What a Defense Lawyer Can Do If Your Alleged Victim Does Not Want to Take Park

If you are facing assault charges, your attorney can work with prosecutors to try to dismiss such charges as early as possible. They can inform prosecutors that your alleged victim doesn’t want to take part. The prosecutors could set the dismissal of your charges in motion. If the prosecution is still not sure about its decision, your attorney can request your alleged victim to give a statement that clears you of wrongdoing. Lastly, if you have a lawyer on your side, you will be able to tell your story without speaking directly with prosecutors. Your lawyer can preview your defenses, hoping that the state will eventually think their case won’t succeed. 

Ways You Can Have Your Assault Charges Dismissed

To secure a dismissal, it is important to build a strong defense strategy that may prevail at trial. There are different defense strategies your attorney can use for your assault charges. These include the following:

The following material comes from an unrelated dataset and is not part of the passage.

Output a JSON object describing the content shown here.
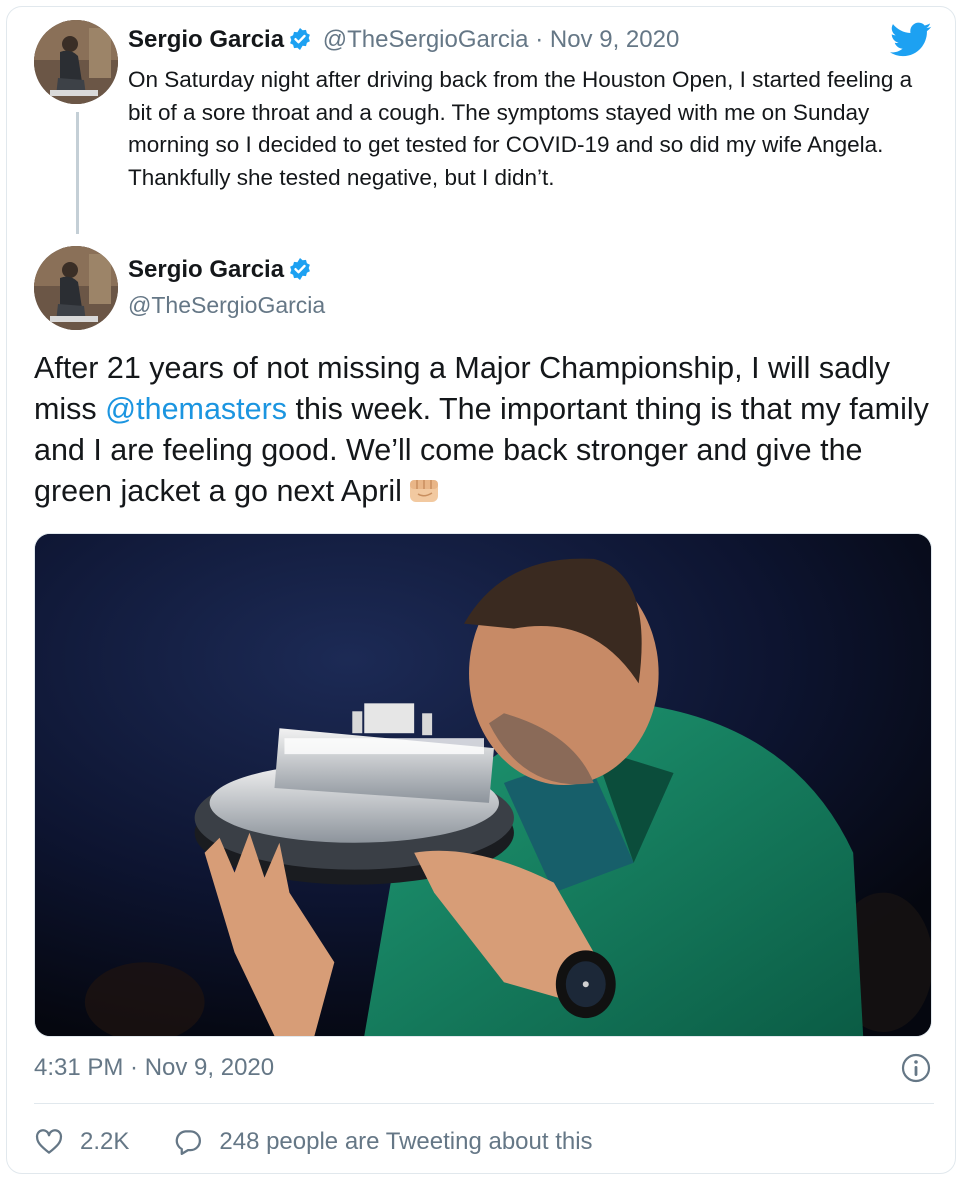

  • Claiming self-defense. You can defend yourself from possible harm even if you have to engage in conduct that would constitute assault. Your attorney will present evidence such as photos or video footage taken by those who have witnessed the alleged scene. 
  • Claiming defense of others. It is your right to protect others from immediate harm, no matter your relationship with them. The person you tried to protect can be the key witness to your defense. 
  • Claiming defense of property. You can protect your property from the risk of damage or destruction even if you have to use force. But, such use of force needs to be proportionate and reasonable. Using more force than needed to protect your property could leave you guilty of assault. 
  • Claiming it was a mistaken identity. A lot of physical altercations happen during huge, chaotic gatherings. Usually, the police may misidentify the offenders. To defend yourself, you can show that the police charged the wrong person. 
  • Claiming lack of evidence. Frequently, police arrest people for assault with little to no evidence of guilt. If this occurs, your lawyer can highlight such a lack of evidence for your defense.